To further protect the slope edges, a likely weak point, and the rear straight edges that will be likely rubbing up against other sections and the table edge, I simply placed a section of masking tape to seal it. This in turn will get a coat of PVA and paint to bond it still further and having used the technique before with my Oporto table should give a long lasting protection.
|The corner of one of the straights cut to meet the incline of two corresponding slope sections|
|One straight needed two sections of polystyrene which I taped the gap to ensure better coverage with the scatter.|
These hill sections also need to be a combination of functional as well as easy on the eye, so although I plan to leave the surfaces fairly flat and free of terrain scatter such as grass clumps and rocks to enable other terrain to sit on them quite easily.
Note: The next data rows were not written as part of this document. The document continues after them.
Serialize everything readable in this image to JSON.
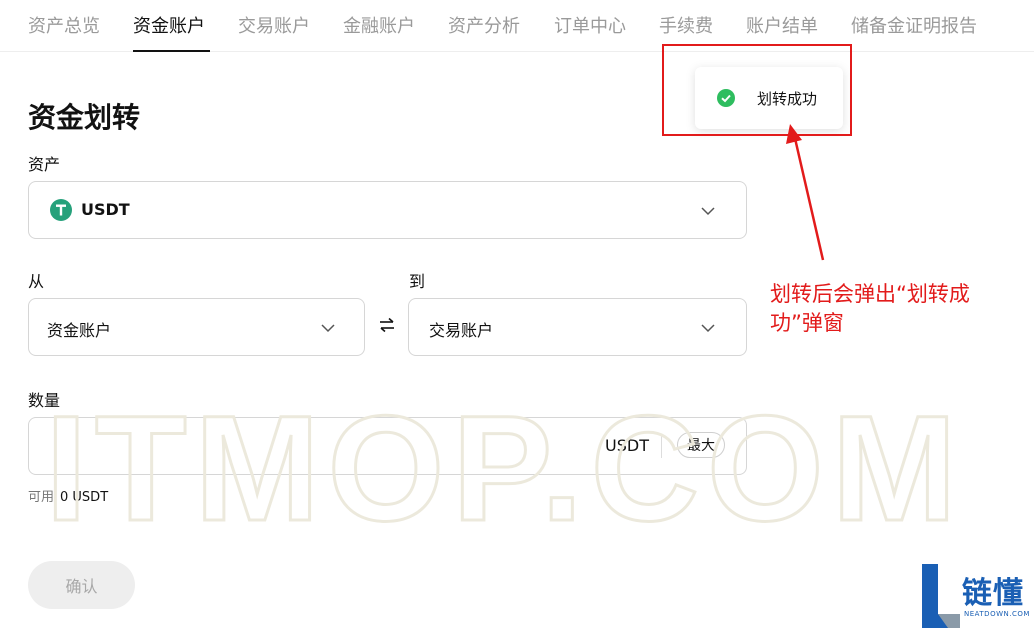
{
  "nav": {
    "tabs": [
      {
        "label": "资产总览",
        "active": false
      },
      {
        "label": "资金账户",
        "active": true
      },
      {
        "label": "交易账户",
        "active": false
      },
      {
        "label": "金融账户",
        "active": false
      },
      {
        "label": "资产分析",
        "active": false
      },
      {
        "label": "订单中心",
        "active": false
      },
      {
        "label": "手续费",
        "active": false
      },
      {
        "label": "账户结单",
        "active": false
      },
      {
        "label": "储备金证明报告",
        "active": false
      }
    ]
  },
  "transfer": {
    "title": "资金划转",
    "asset_label": "资产",
    "asset_value": "USDT",
    "asset_icon": "tether-icon",
    "from_label": "从",
    "from_value": "资金账户",
    "to_label": "到",
    "to_value": "交易账户",
    "swap_icon": "swap-arrows-icon",
    "amount_label": "数量",
    "amount_value": "",
    "amount_unit": "USDT",
    "max_label": "最大",
    "available_label": "可用",
    "available_value": "0 USDT",
    "confirm_label": "确认"
  },
  "toast": {
    "message": "划转成功",
    "icon": "check-circle-icon",
    "color": "#2ebd5f"
  },
  "annotation": {
    "text": "划转后会弹出“划转成功”弹窗",
    "color": "#e21b1b"
  },
  "watermark": {
    "text": "ITMOP.COM"
  },
  "brand": {
    "cn": "链懂",
    "en": "NEATDOWN.COM"
  }
}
I decided to put in a few indentations using the sand paper that finished of the slopes.
|As stated I have designed the tops to be flat to allow items and other hills to be placed on them but have sanded in some slight indentations to give a more natural look rather than a golf course|
|On larger higher hills or cliff sections I would use the denser pink or extruded polystyrene used for wall insulation and much tougher than this white stuff, that is quite serviceable for these low sections|
|To make the sections more durable I have taped the straight edges with masking tape|
The slopes are also a potential weak point and so these were given a protective smear of plaster, that also smoothed off any unnatural groves or scrapes to complete the look before adding their terrain covering.
|As well as taping the straight edges the slopes have all had a coat of plaster before being toughed still further with the PVA scatter and paint covering.|
|One of the larger slopes with the plaster now dry and good to go|
So that's it for this update and I now have a weekend to look forward to just getting these slopes finished off and 'terrained' up ready for a few table-top pictures to give you a final impression of how they will look during a game.
|All the sections are now sculpted and prepared ready for a weekend of terrain scatter and painting to get this ready for table service.|